Gaz: I don’t think it’s the most important thing, but for a generation of fans growing up, going to shows and coming together it’s always been there, without condoning it of course it does seem to play a part in it all. But we’re all clean and sober now, that’s all in the past for us, but they’re all still experiences you can draw from if you want to.
Bringing it up to the present day, might you be releasing new material, or maybe you have some old recordings still to see the light of day … do you think we’ll ever see any new releases from the band?
Gaz: Well, we’ve some demo’s but we just haven’t got the time to do them so we’ve just shelved them for now, you know.
Paul: There are some Mondays tunes that never saw the light of day, Phil’s got some unheard stuff … and new stuff! We’ve got some bits…
Gaz: I don’t know about you two, but I’m not sure if we’d record again, it would have to be under the right circumstances. It would be for the music, definitely not the money. I think that’s another thing about being young and joining a band, don’t join a band if your thinking of making money, forget it, go be a banker or something else…
Mark: Carry on your day job.
Gaz: That’s another thing, if you’re in a band you can’t really have a day job, even if you rehearse six days a week you’ve got to live it 24 hours a day, seven days a week. Personally, I don’t think you can have a day job and do it, I don’t know, maybe times have changed but…

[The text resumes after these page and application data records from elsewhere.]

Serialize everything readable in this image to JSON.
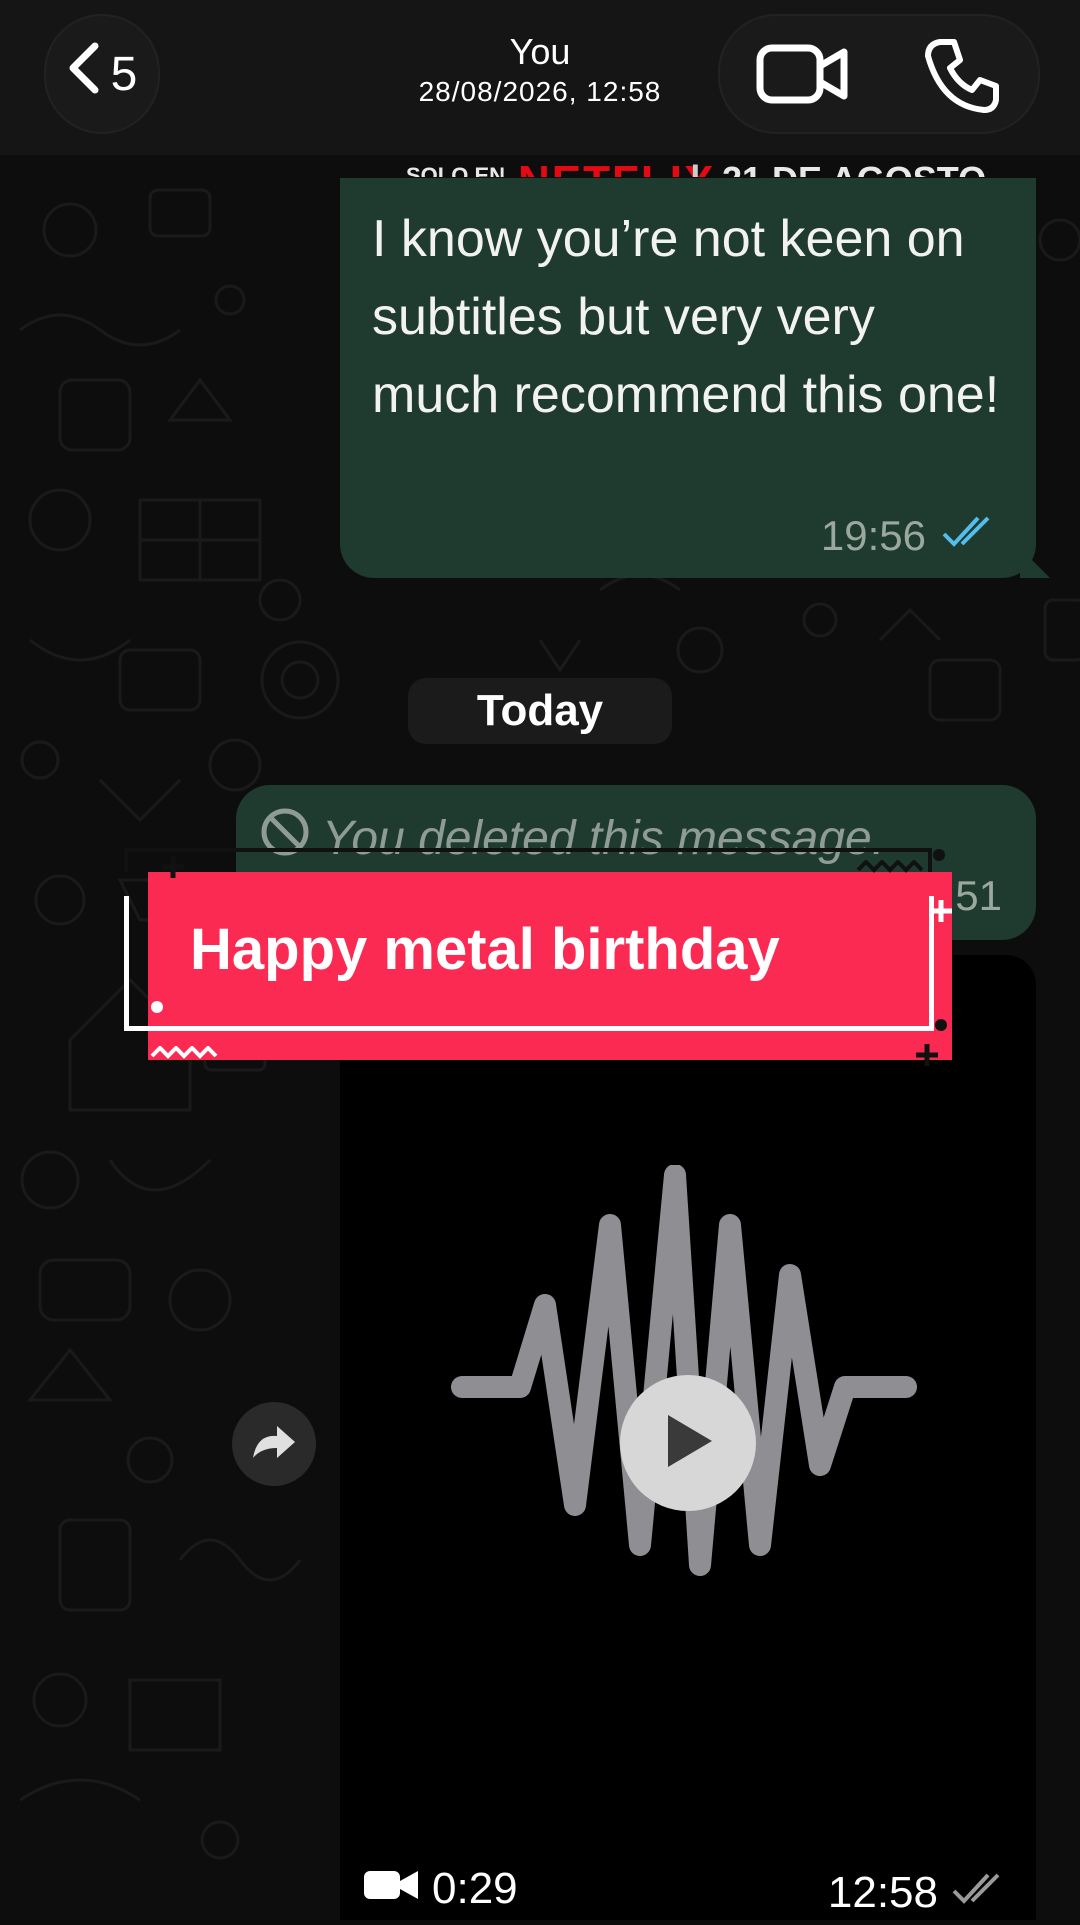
{
  "header": {
    "back_count": "5",
    "contact_name": "You",
    "subtitle": "28/08/2026, 12:58"
  },
  "banner": {
    "solo": "SOLO EN",
    "netflix": "NETFLIX",
    "separator": "|",
    "date": "21 DE AGOSTO"
  },
  "messages": {
    "outgoing_text": "I know you’re not keen on subtitles but very very much recommend this one!",
    "outgoing_time": "19:56",
    "date_divider": "Today",
    "deleted_text": "You deleted this message.",
    "deleted_time": "12:51",
    "video_duration": "0:29",
    "video_time": "12:58"
  },
  "sticker": {
    "text": "Happy metal birthday"
  },
  "colors": {
    "bubble_out": "#1f3a2e",
    "read_tick": "#53bdeb",
    "sticker_pink": "#fb2a52",
    "netflix_red": "#e50914"
  },
  "icons": {
    "back": "chevron-left-icon",
    "video_call": "video-camera-icon",
    "phone_call": "phone-icon",
    "deleted": "prohibited-icon",
    "play": "play-icon",
    "forward": "forward-icon",
    "read": "double-check-icon"
  }
}
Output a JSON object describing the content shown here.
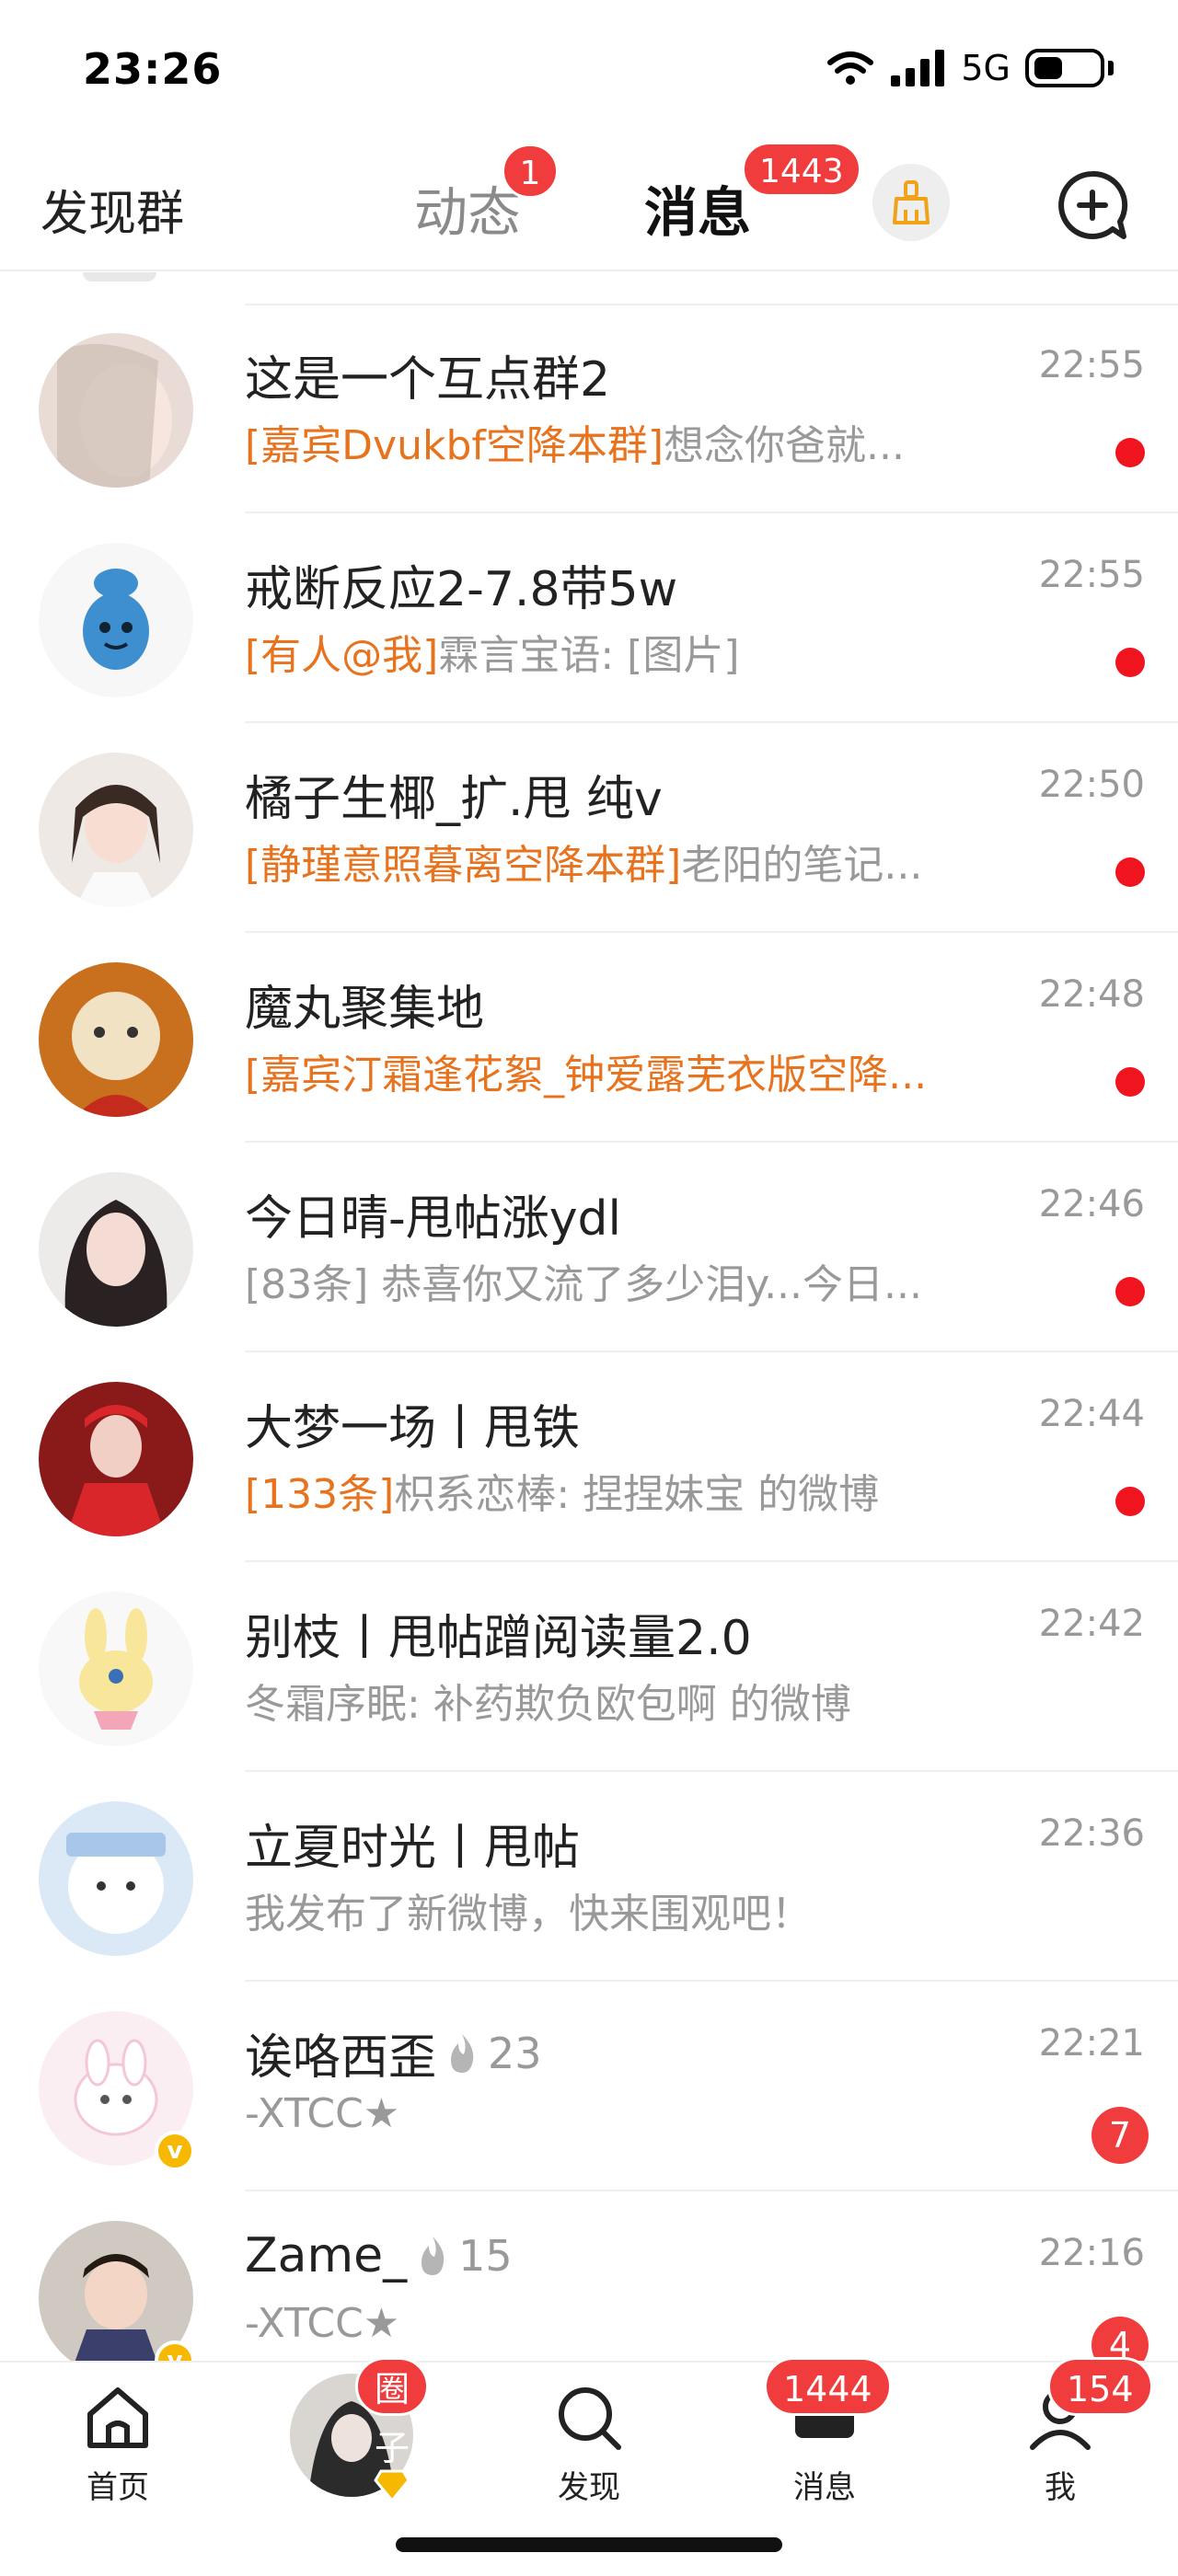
{
  "status_bar": {
    "time": "23:26",
    "network": "5G"
  },
  "header": {
    "discover_group": "发现群",
    "tab_feed": "动态",
    "tab_feed_badge": "1",
    "tab_messages": "消息",
    "tab_messages_badge": "1443"
  },
  "conversations": [
    {
      "title": "这是一个互点群2",
      "tag": "[嘉宾Dvukbf空降本群]",
      "preview": "想念你爸就...",
      "time": "22:55",
      "indicator": "dot"
    },
    {
      "title": "戒断反应2-7.8带5w",
      "tag": "[有人@我]",
      "preview": "霖言宝语: [图片]",
      "time": "22:55",
      "indicator": "dot"
    },
    {
      "title": "橘子生椰_扩.甩 纯v",
      "tag": "[静瑾意照暮离空降本群]",
      "preview": "老阳的笔记...",
      "time": "22:50",
      "indicator": "dot"
    },
    {
      "title": "魔丸聚集地",
      "tag": "[嘉宾汀霜逢花絮_钟爱露芜衣版空降...",
      "preview": "",
      "time": "22:48",
      "indicator": "dot"
    },
    {
      "title": "今日晴-甩帖涨ydl",
      "tag": "",
      "preview": "[83条] 恭喜你又流了多少泪y...今日...",
      "time": "22:46",
      "indicator": "dot"
    },
    {
      "title": "大梦一场丨甩铁",
      "tag": "[133条]",
      "preview": "枳系恋棒: 捏捏妹宝 的微博",
      "time": "22:44",
      "indicator": "dot"
    },
    {
      "title": "别枝丨甩帖蹭阅读量2.0",
      "tag": "",
      "preview": "冬霜序眠: 补药欺负欧包啊 的微博",
      "time": "22:42",
      "indicator": "none"
    },
    {
      "title": "立夏时光丨甩帖",
      "tag": "",
      "preview": "我发布了新微博，快来围观吧！",
      "time": "22:36",
      "indicator": "none"
    },
    {
      "title": "诶咯西歪",
      "fire": "23",
      "tag": "",
      "preview": "-XTCC★",
      "time": "22:21",
      "indicator": "count",
      "count": "7",
      "verified": true
    },
    {
      "title": "Zame_",
      "fire": "15",
      "tag": "",
      "preview": "-XTCC★",
      "time": "22:16",
      "indicator": "count",
      "count": "4",
      "verified": true
    }
  ],
  "bottom_nav": {
    "home": "首页",
    "circle_badge": "圈子",
    "discover": "发现",
    "messages": "消息",
    "messages_badge": "1444",
    "me": "我",
    "me_badge": "154"
  },
  "colors": {
    "accent_orange": "#e8731f",
    "badge_red": "#f03c3c",
    "tab_underline": "#ffb400"
  }
}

Paul: If not you won’t get the gigs, and you can’t play the gigs unless you play to pay!
And lastly, what’s the best thing about being back and playing these songs live again?
Mark: The buzz, getting on stage after all that hard work of rehearsing, then you get on stage and see the crowds reaction.
Gaz: You know what it is, it’s experiencing things we missed the first time around, not because of partying or anything, but you kind of get caught up in it all.
Mark- …a bit of nostalgia, you can’t beat it, it’s good for the heart and soul.
Yeah, were definitely living in an age of nostalgia right now aren’t we?
Gaz: Yeah. But it’s not what it used to be is it? Actually, if we did do an album maybe we could call it that … ‘Nostalgia Isn’t What It Used To Be.’
END OF PART TWO
If you missed part one of this interview go HERE.
The full dates for the tour are as follows, but be aware some have sold out already sadly:
- Manchester The Ritz (Extra date) (15)
- Canterbury Kings Hall (21)
- London The Forum (22)
- Manchester Ritz (23)
- Norwich UEA (25)
- Leicester O2 Academy (28)
- Newcastle O2 Academy (29)
- Leeds O2 Academy (30)
- Glasgow O2 Academy (1)
- Hertfordshire The Forum (4)
- Bournemouth O2 Academy (5)
- Birmingham O2 Academy (6)
- Liverpool O2 Academy (7)
- Sheffield O2 Academy (12)
- Oxford O2 Academy (13)
All words by Carl Stanley. More writing by Carl on Louder Than War can be found at his author’s archive.